Question of the Day: Perusing Strings By Stiffness
TENNIS.com gear editor Justin diFeliciantonio and his technical advisers answer your equipment questions each day. Click here to send in a question of your own.
In a recent article, you recommended searching for string based on the United States Racquet Association’s 2012 String Survey. Do you know what the last three columns of the tables mean? (I think the second last column is the 'stiffness’.) I use Luxilon M2 currently, but have been experiencing pain in the knuckle area of my index finger. I figured I’d go for a softer poly such as Head FXP Tour. Do you recommend that?—Piyush

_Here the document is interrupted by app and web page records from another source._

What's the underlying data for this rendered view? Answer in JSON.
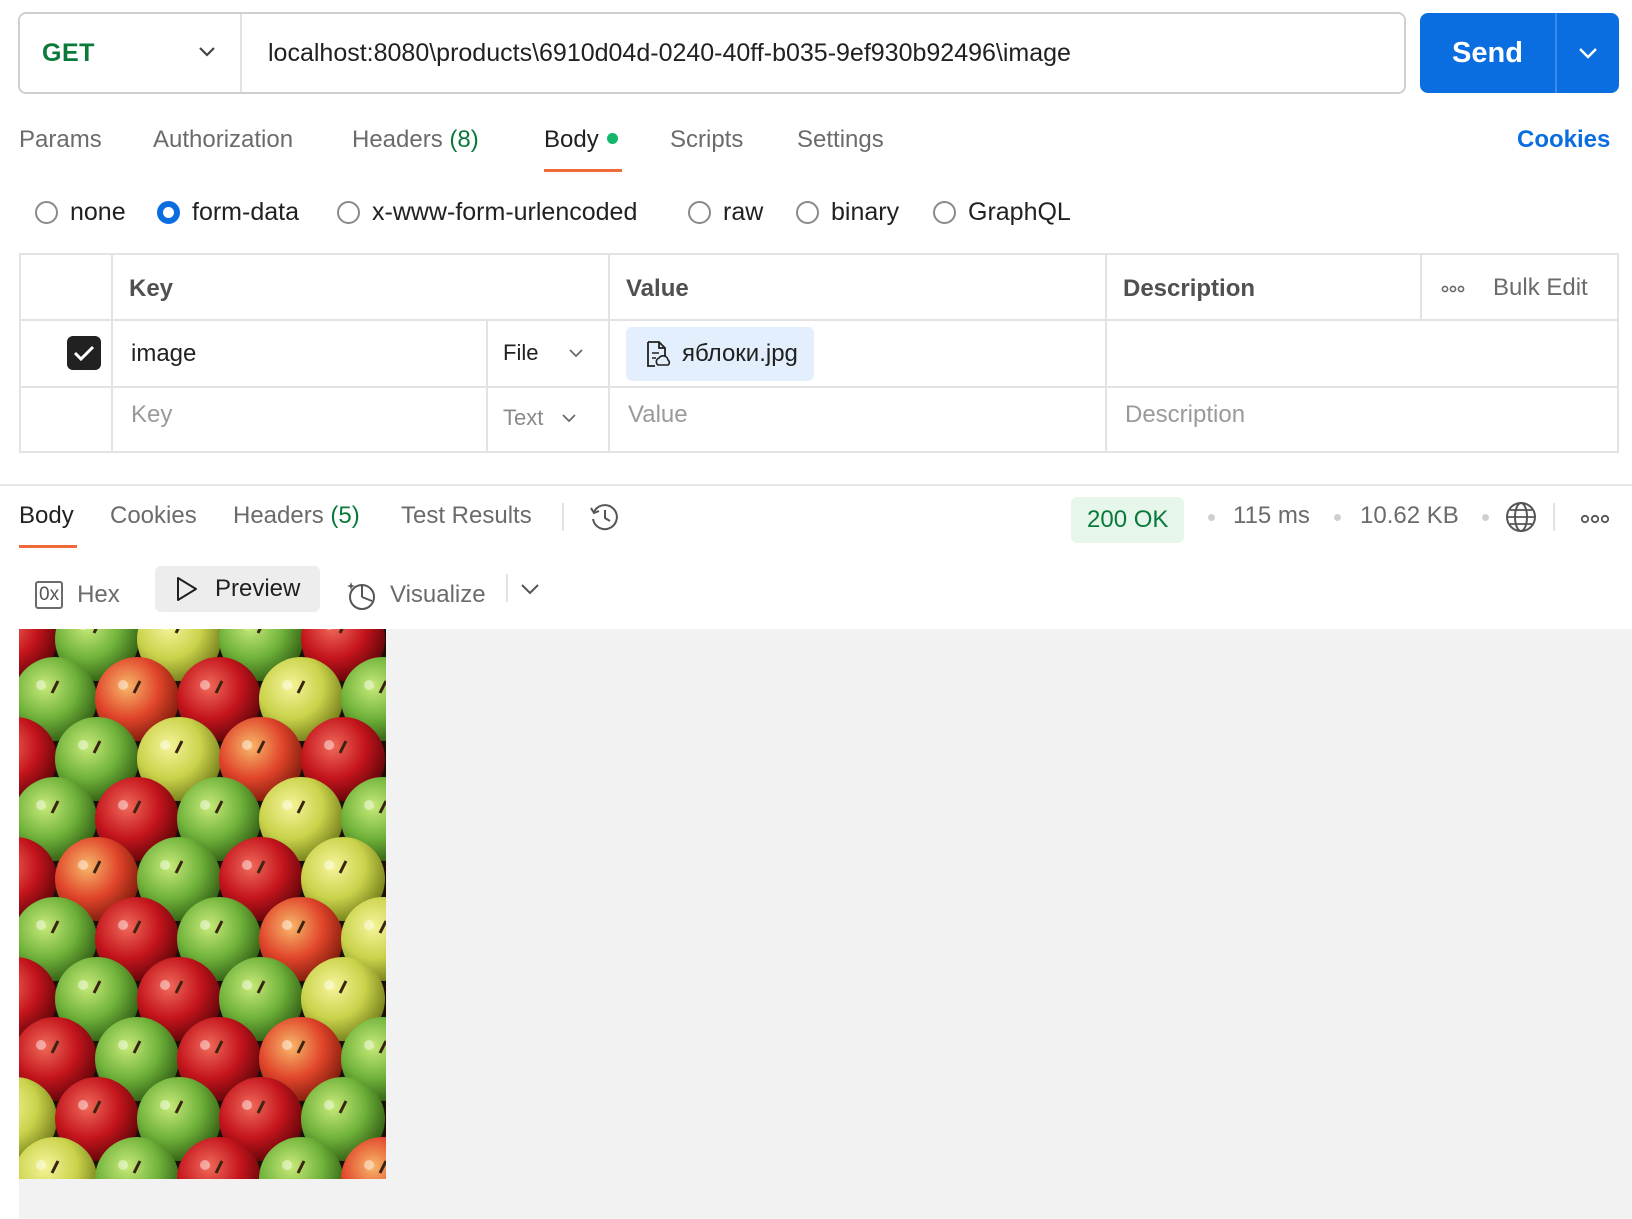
{
  "request": {
    "method": "GET",
    "url": "localhost:8080\\products\\6910d04d-0240-40ff-b035-9ef930b92496\\image",
    "send_label": "Send"
  },
  "request_tabs": {
    "params": "Params",
    "authorization": "Authorization",
    "headers": "Headers",
    "headers_count": "(8)",
    "body": "Body",
    "scripts": "Scripts",
    "settings": "Settings",
    "cookies": "Cookies"
  },
  "body_types": {
    "selected": "form-data",
    "options": [
      "none",
      "form-data",
      "x-www-form-urlencoded",
      "raw",
      "binary",
      "GraphQL"
    ]
  },
  "form_table": {
    "headers": {
      "key": "Key",
      "value": "Value",
      "description": "Description",
      "bulk_edit": "Bulk Edit"
    },
    "rows": [
      {
        "checked": true,
        "key": "image",
        "type": "File",
        "value": "яблоки.jpg",
        "description": ""
      }
    ],
    "placeholder_row": {
      "key": "Key",
      "type": "Text",
      "value": "Value",
      "description": "Description"
    }
  },
  "response": {
    "tabs": {
      "body": "Body",
      "cookies": "Cookies",
      "headers": "Headers",
      "headers_count": "(5)",
      "test_results": "Test Results"
    },
    "status": "200 OK",
    "time": "115 ms",
    "size": "10.62 KB",
    "view_modes": {
      "hex": "Hex",
      "preview": "Preview",
      "visualize": "Visualize",
      "active": "Preview"
    },
    "hex_icon_text": "0x"
  },
  "colors": {
    "primary": "#0b6ee0",
    "method_get": "#0a7a3b",
    "status_ok_bg": "#e6f6ea",
    "active_tab_underline": "#ef6c3a",
    "body_dot": "#12b76a"
  }
}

Thanks for your question, Piyush. To reiterate, I do think the USRSA’s String Survey is a very good resource for players looking to buy or switch string—in short because it lists all major strings on the market in order of their type and stiffness. How stiff a string plays—which depends on its material, gauge, and construction—has a lot to do with the string’s feel and playability; and so players would do well to pay attention to it. (Natural gut, for example, is much more pliable than polyester or nylon, which accounts for gut’s unique playing characteristics, such as its high-energy return and low shock.)

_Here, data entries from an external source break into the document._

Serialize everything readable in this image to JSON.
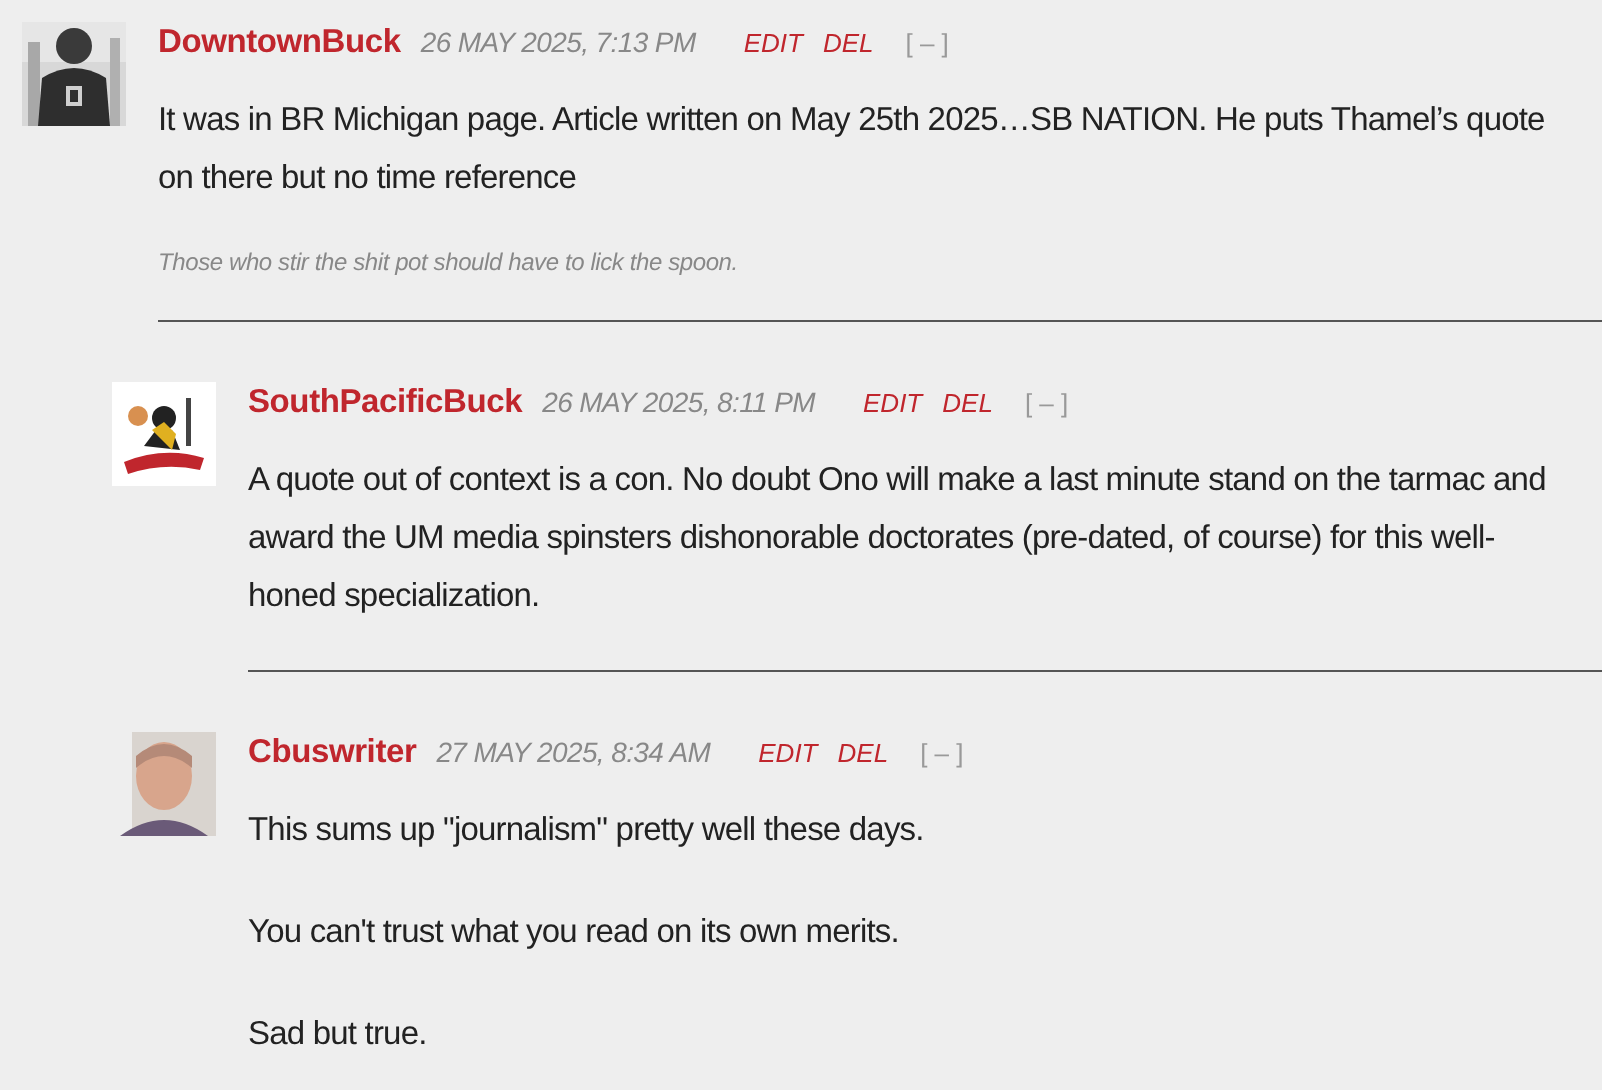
{
  "comments": [
    {
      "author": "DowntownBuck",
      "date": "26 MAY 2025, 7:13 PM",
      "actions": [
        "EDIT",
        "DEL"
      ],
      "collapse": "[ – ]",
      "avatar": {
        "kind": "picture"
      },
      "paragraphs": [
        "It was in BR Michigan page. Article written on May 25th 2025…SB NATION.  He puts Thamel’s quote on there but no time reference"
      ],
      "signature": "Those who stir the shit pot should have to lick the spoon.",
      "children": [
        {
          "author": "SouthPacificBuck",
          "date": "26 MAY 2025, 8:11 PM",
          "actions": [
            "EDIT",
            "DEL"
          ],
          "collapse": "[ – ]",
          "avatar": {
            "kind": "picture"
          },
          "paragraphs": [
            "A quote out of context is a con. No doubt Ono will make a last minute stand on the tarmac and award the UM media spinsters dishonorable doctorates (pre-dated, of course) for this well-honed specialization."
          ],
          "divider": true
        },
        {
          "author": "Cbuswriter",
          "date": "27 MAY 2025, 8:34 AM",
          "actions": [
            "EDIT",
            "DEL"
          ],
          "collapse": "[ – ]",
          "avatar": {
            "kind": "picture"
          },
          "paragraphs": [
            "This sums up \"journalism\" pretty well these days.",
            "You can't trust what you read on its own merits.",
            "Sad but true."
          ],
          "divider": false
        }
      ],
      "divider": true
    }
  ]
}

To answer your question, the last three columns of the survey—from left to right—are the string’s gauge (in mm), stiffness (in lbs./in.), and tension loss (in lbs.). Dave Bone, of the USRSA, explains the testing procedure for these three variables as follows:

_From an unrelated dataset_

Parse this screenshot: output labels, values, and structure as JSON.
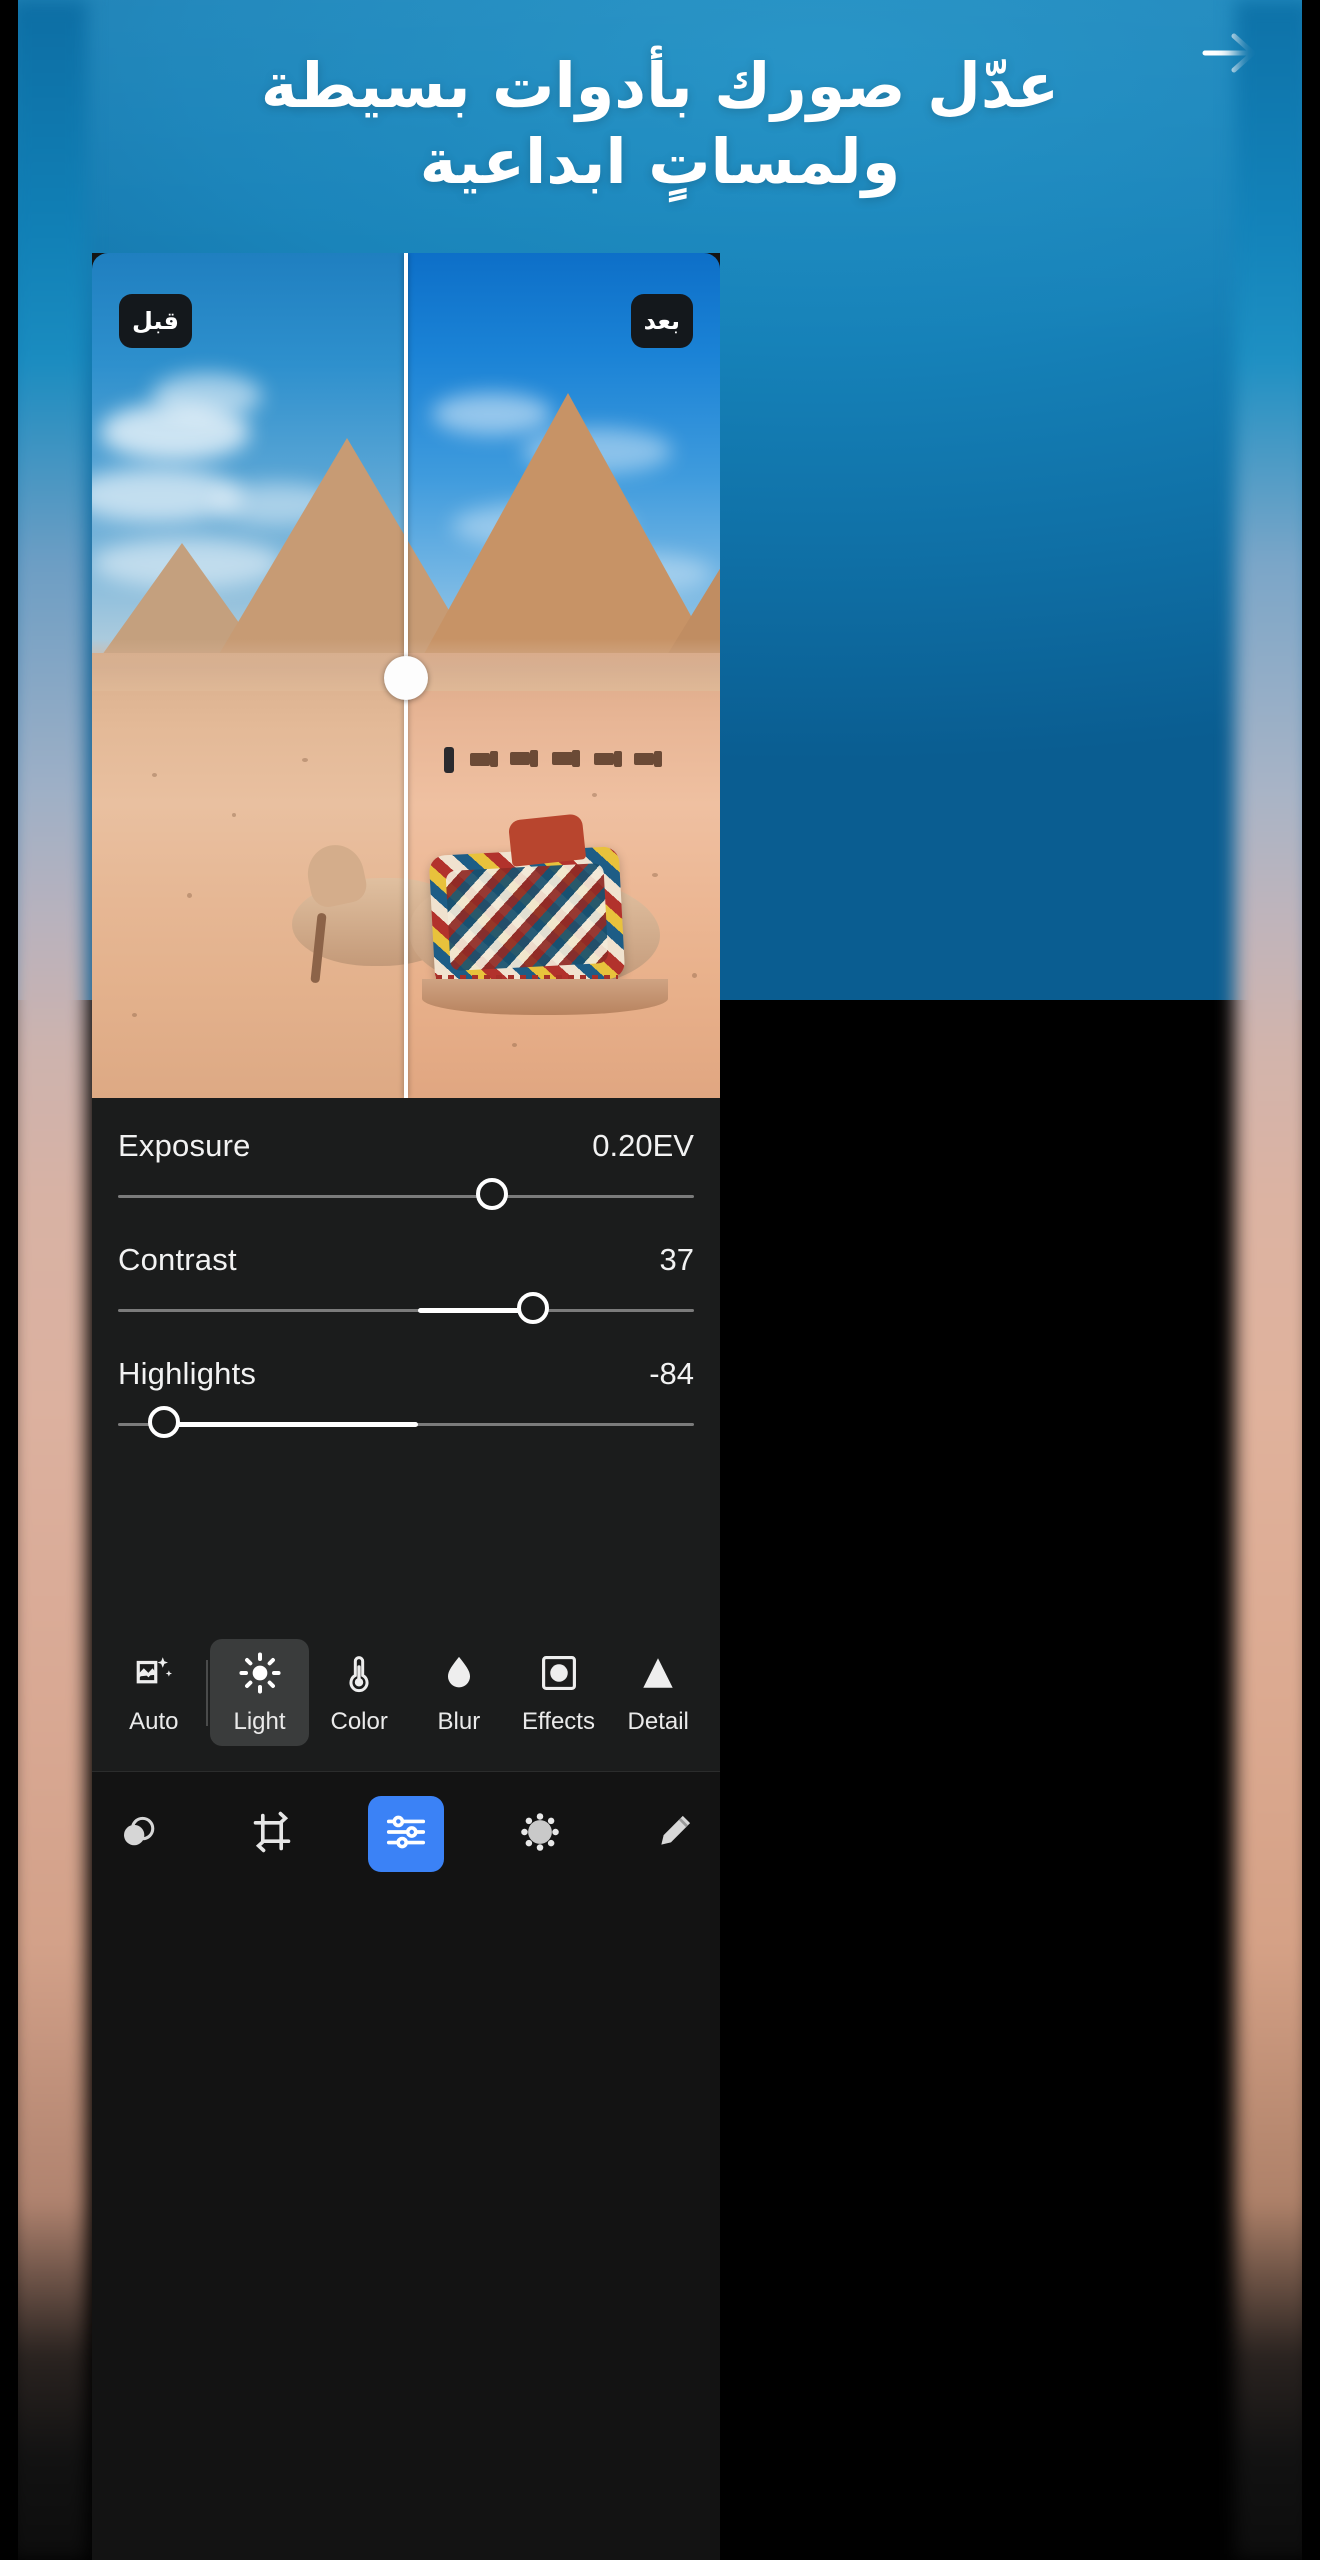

“All strings were tensioned to 62 pounds and allowed to sit for 200 seconds. Then the string was hit five times with a force equivalent to hitting a 120 m.p.h. serve. The tension loss represents the total amount of the relaxation over both time and impact. The stiffness value is a calculation derived from the amount of force created at impact to stretch the string. Lower values represent softer strings and lower impact forces. Higher values represent stiffer strings and higher impact forces.”
In response to your final question, it’s of course reasonable to look for more arm-friendly strings when dealing with a nagging injury. (Even more reasonable is to seek physical therapy and/or take a break.) The Head FXP Tour would indeed be a good, soft choice. (Disclaimer: I strung it in my crosses throughout my college tennis days). If you want to get technical though, FXP Tour isn’t entirely a polyester; a multifilament wrap surrounds the string’s monofilament core. Honestly, if you’re looking to quell a nagging injury, it might be best to go even softer. How about hybridizing a pliable poly, like Babolat Pro Hurricane 18, with natural gut?